Moving onto shots of people at a cafe there was also a noticeable amount of detail in the white dresses being shown on the OLED908, which displayed the folds and creases as they flayed in the wind. The water and reflections also held a pleasing sparkle, though the colours were completely overcooked due to the use of the vivid mode.

Going through the shots and videos we were incredibly impressed by the expanded contrast offered by the OLED908 compared to previous models. Again we need to take these insights with a pinch of salt and we still have some questions. 

What we really want to know is how well the new TV can combine subtlety and naturalism with its obvious zing and pop, but that’s something that we won’t know until we can get the TV into our test labs for an extensive review. The same is true of other aspects of its performance, such as its upscaling and motion handling.

One thing that struck us as instantly impressive, though, was the quality of the new anti-reflective element of the panel. This Vantablack element reduces reflections to a startling degree that makes dark content significantly more impactful.


Philips OLED908 hands-on

(Image credit: Future)

Disappointingly, we didn’t get to hear the OLED908 at all during the launch event, so all we’ve really got to go on here is the spec sheet.

As mentioned, this is a Bowers & Wilkins-designed sound system, the drivers of which are housed in a thin, Kvadrat-covered bar that’s mounted to the TV’s bottom edge. These drivers are arranged in a purely front-firing 3.1 configuration, and the whole system is rated to 80W.

That might all sound pretty rudimentary compared to the 95W, 5.1.2 sound system of the OLED937, but LG’s G3 has a 60W, 2.1 system that’s very much not been tuned by B&W. In other words, there’s every chance that the OLED908 will have a sonic upper hand on the TVs that it actually goes up against.

Of course, we won’t know that for sure until we’ve had a final production sample into our test labs for a full review.

Initial verdict

Philips OLED908 hands-on

(Image credit: Future)

While the full verdict on the OLED908 is going to have to wait a while, there’s no denying that all of the ingredients of a very tasty dish are there, particularly when it comes to the OLED panel technology.

Hardcore gamers will still be drawn to the additional HDMI 2.1 sockets of the G3 or C3, but Philips’ 2023 flagship TV looks very strong on paper and in person. We’re looking forward to putting it through our full test process as soon as possible.


Here are the best TVs that the Philips OLED908 needs to beat

The competition: check out our hands-on LG G3 review

Tom Parsons
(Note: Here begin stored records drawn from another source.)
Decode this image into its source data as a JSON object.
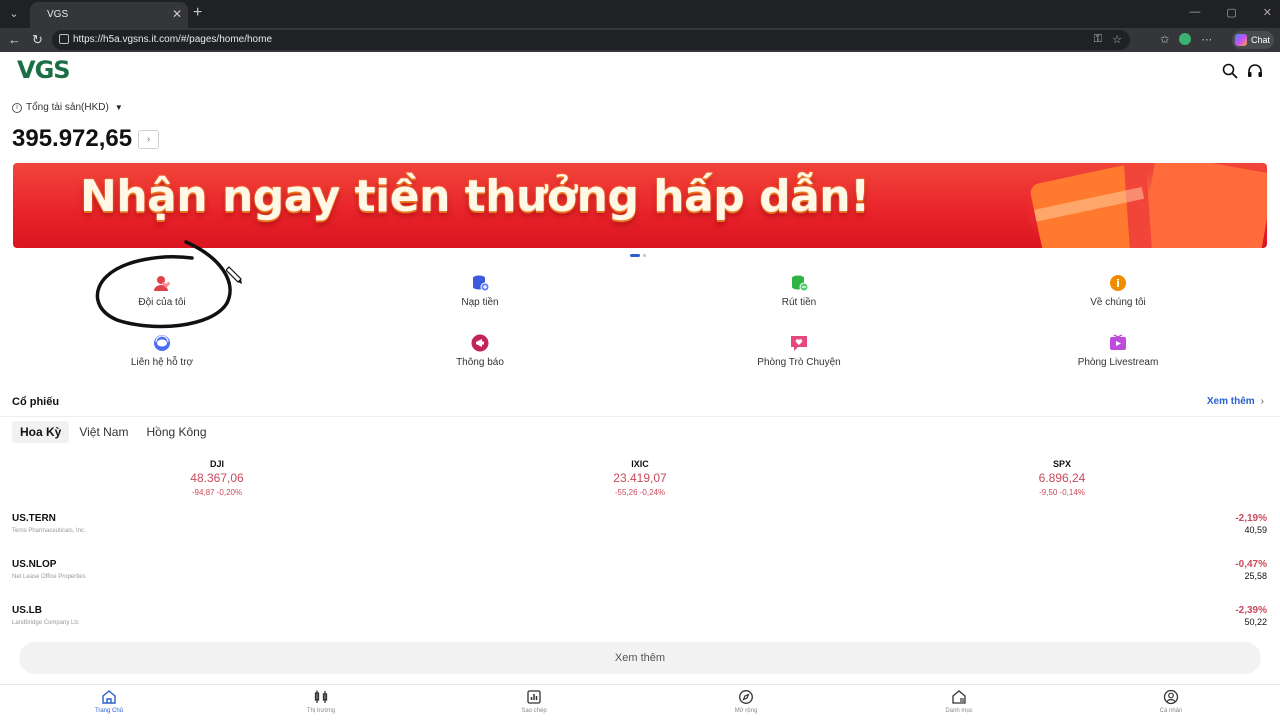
{
  "browser": {
    "tab_title": "VGS",
    "tab_close": "✕",
    "new_tab": "+",
    "url": "https://h5a.vgsns.it.com/#/pages/home/home",
    "chat_label": "Chat"
  },
  "header": {
    "logo": "VGS",
    "search_icon": "search-icon",
    "support_icon": "headset-icon"
  },
  "asset": {
    "label": "Tổng tài sản(HKD)",
    "value": "395.972,65",
    "arrow": "›"
  },
  "banner": {
    "text": "Nhận ngay tiền thưởng hấp dẫn!",
    "bg_color": "#e8222a"
  },
  "quick_actions": [
    {
      "label": "Đội của tôi",
      "icon": "team-icon",
      "color": "#e0404a"
    },
    {
      "label": "Nạp tiền",
      "icon": "deposit-icon",
      "color": "#3b5bdb"
    },
    {
      "label": "Rút tiền",
      "icon": "withdraw-icon",
      "color": "#2fb344"
    },
    {
      "label": "Về chúng tôi",
      "icon": "about-icon",
      "color": "#f08c00"
    },
    {
      "label": "Liên hệ hỗ trợ",
      "icon": "support-icon",
      "color": "#4c6ef5"
    },
    {
      "label": "Thông báo",
      "icon": "megaphone-icon",
      "color": "#c2255c"
    },
    {
      "label": "Phòng Trò Chuyện",
      "icon": "chat-room-icon",
      "color": "#e64980"
    },
    {
      "label": "Phòng Livestream",
      "icon": "livestream-icon",
      "color": "#be4bdb"
    }
  ],
  "stocks": {
    "title": "Cổ phiếu",
    "see_more": "Xem thêm",
    "tabs": [
      "Hoa Kỳ",
      "Việt Nam",
      "Hồng Kông"
    ],
    "indices": [
      {
        "name": "DJI",
        "value": "48.367,06",
        "change": "-94,87 -0,20%"
      },
      {
        "name": "IXIC",
        "value": "23.419,07",
        "change": "-55,26 -0,24%"
      },
      {
        "name": "SPX",
        "value": "6.896,24",
        "change": "-9,50 -0,14%"
      }
    ],
    "rows": [
      {
        "symbol": "US.TERN",
        "company": "Terns Pharmaceuticals, Inc.",
        "pct": "-2,19%",
        "price": "40,59"
      },
      {
        "symbol": "US.NLOP",
        "company": "Net Lease Office Properties",
        "pct": "-0,47%",
        "price": "25,58"
      },
      {
        "symbol": "US.LB",
        "company": "Landbridge Company Llc",
        "pct": "-2,39%",
        "price": "50,22"
      }
    ],
    "more_button": "Xem thêm",
    "down_color": "#c94a5c"
  },
  "bottom_nav": [
    {
      "label": "Trang Chủ",
      "icon": "home-icon"
    },
    {
      "label": "Thị trường",
      "icon": "market-icon"
    },
    {
      "label": "Sao chép",
      "icon": "copy-trade-icon"
    },
    {
      "label": "Mở rộng",
      "icon": "compass-icon"
    },
    {
      "label": "Danh mục",
      "icon": "portfolio-icon"
    },
    {
      "label": "Cá nhân",
      "icon": "profile-icon"
    }
  ]
}
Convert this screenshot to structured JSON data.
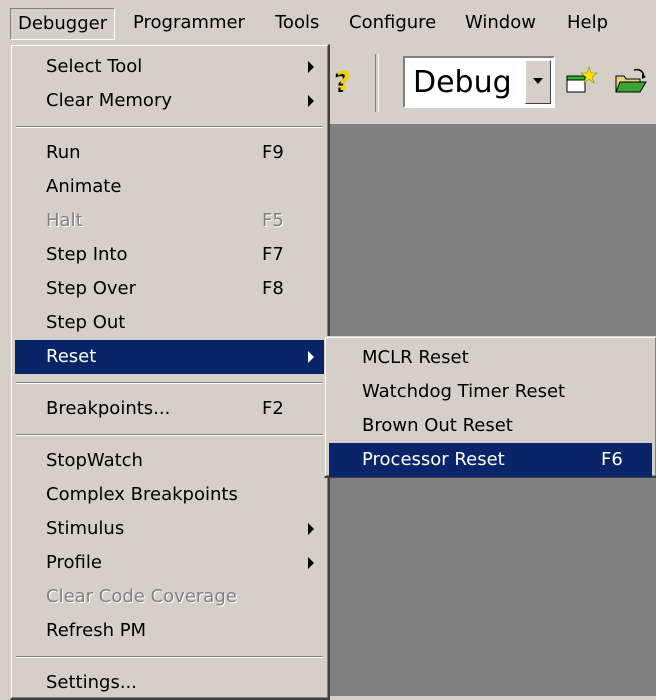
{
  "menubar": {
    "items": [
      "Debugger",
      "Programmer",
      "Tools",
      "Configure",
      "Window",
      "Help"
    ]
  },
  "toolbar": {
    "configuration_value": "Debug"
  },
  "debugger_menu": {
    "select_tool": "Select Tool",
    "clear_memory": "Clear Memory",
    "run": "Run",
    "run_key": "F9",
    "animate": "Animate",
    "halt": "Halt",
    "halt_key": "F5",
    "step_into": "Step Into",
    "step_into_key": "F7",
    "step_over": "Step Over",
    "step_over_key": "F8",
    "step_out": "Step Out",
    "reset": "Reset",
    "breakpoints": "Breakpoints...",
    "breakpoints_key": "F2",
    "stopwatch": "StopWatch",
    "complex_breakpoints": "Complex Breakpoints",
    "stimulus": "Stimulus",
    "profile": "Profile",
    "clear_code_coverage": "Clear Code Coverage",
    "refresh_pm": "Refresh PM",
    "settings": "Settings..."
  },
  "reset_submenu": {
    "mclr_reset": "MCLR Reset",
    "watchdog_timer_reset": "Watchdog Timer Reset",
    "brown_out_reset": "Brown Out Reset",
    "processor_reset": "Processor Reset",
    "processor_reset_key": "F6"
  },
  "colors": {
    "face": "#d4d0c8",
    "highlight": "#0a246a",
    "workspace": "#808080"
  }
}
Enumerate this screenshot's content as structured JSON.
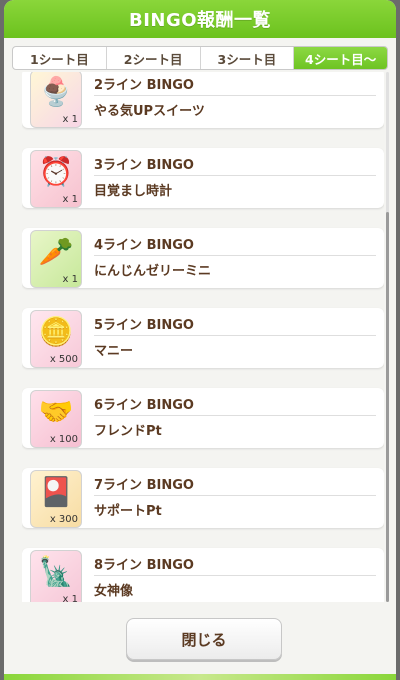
{
  "header": {
    "title": "BINGO報酬一覧"
  },
  "tabs": [
    {
      "label": "1シート目"
    },
    {
      "label": "2シート目"
    },
    {
      "label": "3シート目"
    },
    {
      "label": "4シート目〜"
    }
  ],
  "rewards": [
    {
      "title": "2ライン BINGO",
      "name": "やる気UPスイーツ",
      "qty": "x 1",
      "icon": "parfait-icon",
      "glyph": "🍨"
    },
    {
      "title": "3ライン BINGO",
      "name": "目覚まし時計",
      "qty": "x 1",
      "icon": "alarm-clock-icon",
      "glyph": "⏰"
    },
    {
      "title": "4ライン BINGO",
      "name": "にんじんゼリーミニ",
      "qty": "x 1",
      "icon": "carrot-jelly-icon",
      "glyph": "🥕"
    },
    {
      "title": "5ライン BINGO",
      "name": "マニー",
      "qty": "x 500",
      "icon": "money-coin-icon",
      "glyph": "🪙"
    },
    {
      "title": "6ライン BINGO",
      "name": "フレンドPt",
      "qty": "x 100",
      "icon": "friend-points-icon",
      "glyph": "🤝"
    },
    {
      "title": "7ライン BINGO",
      "name": "サポートPt",
      "qty": "x 300",
      "icon": "support-points-icon",
      "glyph": "🎴"
    },
    {
      "title": "8ライン BINGO",
      "name": "女神像",
      "qty": "x 1",
      "icon": "goddess-statue-icon",
      "glyph": "🗽"
    }
  ],
  "footer": {
    "close_label": "閉じる"
  }
}
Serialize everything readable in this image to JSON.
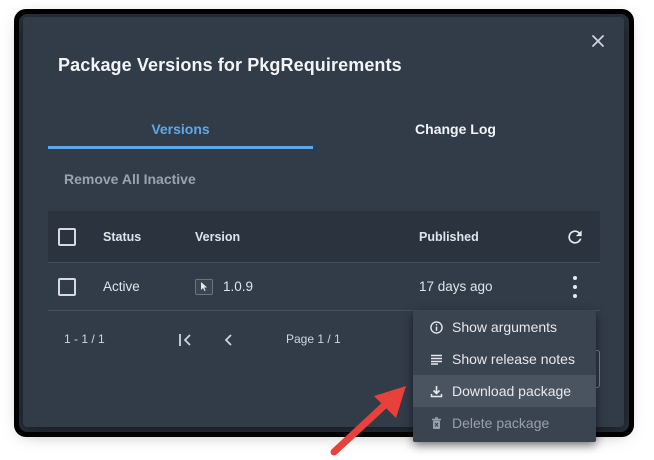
{
  "dialog": {
    "title": "Package Versions for PkgRequirements",
    "close_icon": "close-icon"
  },
  "tabs": [
    {
      "label": "Versions",
      "active": true
    },
    {
      "label": "Change Log",
      "active": false
    }
  ],
  "actions": {
    "remove_all_inactive": "Remove All Inactive"
  },
  "table": {
    "columns": [
      "Status",
      "Version",
      "Published"
    ],
    "rows": [
      {
        "status": "Active",
        "version": "1.0.9",
        "published": "17 days ago"
      }
    ]
  },
  "pagination": {
    "range": "1 - 1 / 1",
    "page_label": "Page 1 / 1"
  },
  "context_menu": {
    "items": [
      {
        "label": "Show arguments",
        "icon": "info-icon"
      },
      {
        "label": "Show release notes",
        "icon": "notes-icon"
      },
      {
        "label": "Download package",
        "icon": "download-icon"
      },
      {
        "label": "Delete package",
        "icon": "trash-icon"
      }
    ]
  },
  "colors": {
    "accent": "#5fa8e8",
    "dialog_bg": "#323c48",
    "menu_bg": "#3a4350",
    "arrow": "#e8403a"
  }
}
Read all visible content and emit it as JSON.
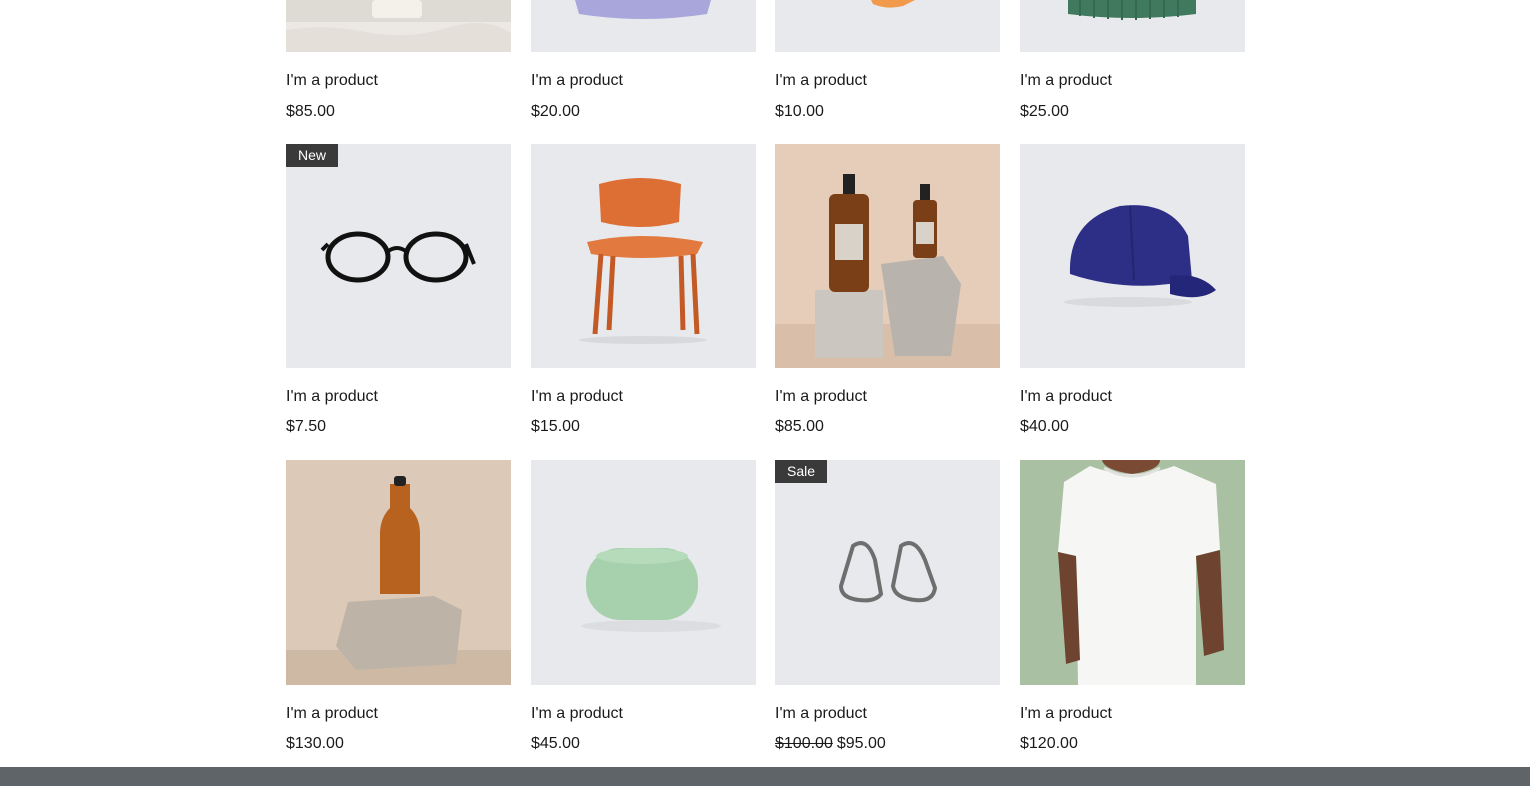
{
  "products": [
    {
      "title": "I'm a product",
      "price": "$85.00",
      "image": "candle-on-stone-image",
      "bg": "#d9d5cf"
    },
    {
      "title": "I'm a product",
      "price": "$20.00",
      "image": "lavender-item-image",
      "bg": "#e8e9ec"
    },
    {
      "title": "I'm a product",
      "price": "$10.00",
      "image": "orange-item-image",
      "bg": "#e8e9ec"
    },
    {
      "title": "I'm a product",
      "price": "$25.00",
      "image": "green-beanie-image",
      "bg": "#e8e9ec"
    },
    {
      "title": "I'm a product",
      "price": "$7.50",
      "ribbon": "New",
      "image": "eyeglasses-image",
      "bg": "#e8e9ec"
    },
    {
      "title": "I'm a product",
      "price": "$15.00",
      "image": "wooden-chair-image",
      "bg": "#e8e9ec"
    },
    {
      "title": "I'm a product",
      "price": "$85.00",
      "image": "amber-bottles-image",
      "bg": "#e2cbb8"
    },
    {
      "title": "I'm a product",
      "price": "$40.00",
      "image": "blue-cap-image",
      "bg": "#e8e9ec"
    },
    {
      "title": "I'm a product",
      "price": "$130.00",
      "image": "copper-water-bottle-image",
      "bg": "#dbc8b6"
    },
    {
      "title": "I'm a product",
      "price": "$45.00",
      "image": "green-soap-bar-image",
      "bg": "#e8e9ec"
    },
    {
      "title": "I'm a product",
      "price": "$95.00",
      "old_price": "$100.00",
      "ribbon": "Sale",
      "image": "silver-earrings-image",
      "bg": "#e8e9ec"
    },
    {
      "title": "I'm a product",
      "price": "$120.00",
      "image": "white-tshirt-image",
      "bg": "#a8bfa1"
    }
  ],
  "colors": {
    "ribbon": "#3a3a3a",
    "footer": "#5f6468",
    "text": "#1a1a1a"
  }
}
Tom Parsons has been writing about TV, AV and hi-fi products (not to mention plenty of other 'gadgets' and even cars) for over 15 years. He began his career as What Hi-Fi?'s Staff Writer and is now the TV and AV Editor. In between, he worked as Reviews Editor and then Deputy Editor at Stuff, and over the years has had his work featured in publications such as T3, The Telegraph and Louder. He's also appeared on BBC News, BBC World Service, BBC Radio 4 and Sky Swipe. In his spare time Tom is a runner and gamer.

What is a hands on review?

'Hands on reviews' are a journalist's first impressions of a piece of kit based on spending some time with it. It may be just a few moments, or a few hours. The important thing is we have been able to play with it ourselves and can give you some sense of what it's like to use, even if it's only an embryonic view.

  • Adt57
    What Hi-Fi? said:
    MLA, a heatsink and Bowers & Wilkins sound: can Philips' 2023 flagship TV deliver on its 2100-nit promise?

    Philips OLED908 : Read more
    According to Richer Sounds website the BBC iPlayer isn’t loaded and they say if needed to use an external box! So this suggests it can’t be loaded. My OLED937 plays iPlayer with HLG so what on earth is going on?
    Update: Confused now, as the comment seems to have been removed…?